Drug and alcohol abuse and addiction is a huge problem in American colleges. Students, faculty, and parents need to work together to educate each other and decrease risk factors on campuses.
The terms “abuse and addiction” are often used interchangeably. However, they actually mean very different things. Learn more about college drug abuse and addiction here.
There is evidence that supports the connection between disability and addiction. However, the relationship is complex and nuanced. People who live with one or more disabilities face many challenges that may increase their risk of addiction.
The majority of food-related disorders happen between the ages of 18 and 21. College students face a tremendous amount of stress and pressure that often leads to mental and physical health disorders.
Both homelessness and addiction affect alarming numbers of Americans. The two issues are deeply linked. Addiction can be either the cause or the effect of homelessness.
Prenatal exposure to drugs or alcohol is the number one preventable cause of congenital disabilities (birth defects), abnormalities, and developmental disabilities in the U.S. There is no confirmed “safe” amount of alcohol to consume during pregnancy.
In recent years there has been a trend in college and high school students to abuse prescription stimulants in an effort to gain an educational advantage. Common “study aids” include Adderall, Ritalin, Concerta, Vyvanse, and Dexedrine.
Pain is one of the most common symptoms during and after cancer treatment. It takes careful monitoring and honest and open communication between patients and doctors to manage pain and avoid addiction.
Drug and alcohol abuse is a huge factor in fraternities and sororities in the U.S. Alcohol and date rape drugs are two of the most significant issues. Nearly half of all residential fraternity members report alcohol use disorder (AUD) symptoms by age 35.
Most teenagers are exposed to drugs and alcohol before they graduate high school. While most teenagers who experiment with drugs and alcohol won’t go on to develop an addiction, the risks are high and the consequences can be quite severe.
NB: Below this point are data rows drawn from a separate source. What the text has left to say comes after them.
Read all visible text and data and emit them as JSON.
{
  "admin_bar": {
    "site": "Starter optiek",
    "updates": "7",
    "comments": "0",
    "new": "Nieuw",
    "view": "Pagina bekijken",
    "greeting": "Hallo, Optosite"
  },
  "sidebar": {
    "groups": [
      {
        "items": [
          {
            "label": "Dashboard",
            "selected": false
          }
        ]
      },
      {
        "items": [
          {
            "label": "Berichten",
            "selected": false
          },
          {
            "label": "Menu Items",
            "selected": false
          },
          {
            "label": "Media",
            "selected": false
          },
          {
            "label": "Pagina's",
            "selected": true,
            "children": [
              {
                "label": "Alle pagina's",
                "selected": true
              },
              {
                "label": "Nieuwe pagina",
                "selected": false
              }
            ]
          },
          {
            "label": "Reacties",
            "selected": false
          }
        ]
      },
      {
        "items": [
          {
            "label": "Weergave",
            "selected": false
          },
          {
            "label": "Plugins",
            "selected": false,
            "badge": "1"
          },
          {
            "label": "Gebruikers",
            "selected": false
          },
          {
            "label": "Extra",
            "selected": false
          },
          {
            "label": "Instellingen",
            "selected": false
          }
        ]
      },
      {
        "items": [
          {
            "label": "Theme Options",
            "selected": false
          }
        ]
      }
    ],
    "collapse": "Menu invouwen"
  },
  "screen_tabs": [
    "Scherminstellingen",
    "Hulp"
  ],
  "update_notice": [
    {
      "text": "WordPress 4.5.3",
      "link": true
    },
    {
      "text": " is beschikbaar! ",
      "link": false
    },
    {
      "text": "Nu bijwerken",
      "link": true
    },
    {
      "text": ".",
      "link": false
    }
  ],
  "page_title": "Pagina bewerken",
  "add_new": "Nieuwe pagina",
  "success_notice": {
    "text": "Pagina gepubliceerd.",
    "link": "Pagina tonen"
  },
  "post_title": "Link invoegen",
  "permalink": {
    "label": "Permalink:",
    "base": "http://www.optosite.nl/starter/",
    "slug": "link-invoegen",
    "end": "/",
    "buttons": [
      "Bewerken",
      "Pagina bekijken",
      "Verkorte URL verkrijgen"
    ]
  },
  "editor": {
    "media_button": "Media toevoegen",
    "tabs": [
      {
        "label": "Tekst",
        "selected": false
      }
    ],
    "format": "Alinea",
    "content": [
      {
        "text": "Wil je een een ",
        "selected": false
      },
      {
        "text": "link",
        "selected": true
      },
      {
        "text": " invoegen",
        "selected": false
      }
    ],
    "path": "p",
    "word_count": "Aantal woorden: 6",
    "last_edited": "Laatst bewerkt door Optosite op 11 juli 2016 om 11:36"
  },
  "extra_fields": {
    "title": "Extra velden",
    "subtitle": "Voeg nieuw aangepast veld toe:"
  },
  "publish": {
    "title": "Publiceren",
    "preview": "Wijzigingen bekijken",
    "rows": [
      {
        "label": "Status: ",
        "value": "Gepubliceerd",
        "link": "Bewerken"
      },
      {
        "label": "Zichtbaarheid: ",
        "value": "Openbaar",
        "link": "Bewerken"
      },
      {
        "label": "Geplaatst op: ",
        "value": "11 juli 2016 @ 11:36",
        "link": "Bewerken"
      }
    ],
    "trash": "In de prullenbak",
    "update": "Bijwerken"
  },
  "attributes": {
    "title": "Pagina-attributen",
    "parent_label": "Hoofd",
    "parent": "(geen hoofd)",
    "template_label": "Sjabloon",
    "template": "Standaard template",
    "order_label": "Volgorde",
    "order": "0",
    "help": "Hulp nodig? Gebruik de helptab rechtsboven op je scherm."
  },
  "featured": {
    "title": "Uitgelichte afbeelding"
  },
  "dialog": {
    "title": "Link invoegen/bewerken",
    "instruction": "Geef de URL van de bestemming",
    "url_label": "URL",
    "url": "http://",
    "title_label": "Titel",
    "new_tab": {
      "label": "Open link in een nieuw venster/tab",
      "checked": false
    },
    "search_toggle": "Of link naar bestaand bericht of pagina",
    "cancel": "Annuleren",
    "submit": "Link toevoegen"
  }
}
Members of the LGBTQ+ community face a variety of serious challenges that their straight peers do not. Unfortunately, this often increases the risk factors that they are exposed to. This is likely part of the reason drug and alcohol use is higher among the queer community.
Rates of substance use disorders (SUD) and alcohol use disorders (AUD) are much higher among military veterans than their civilian counterparts. Many conflict veterans have PTSD, which is also linked to drug and alcohol problems.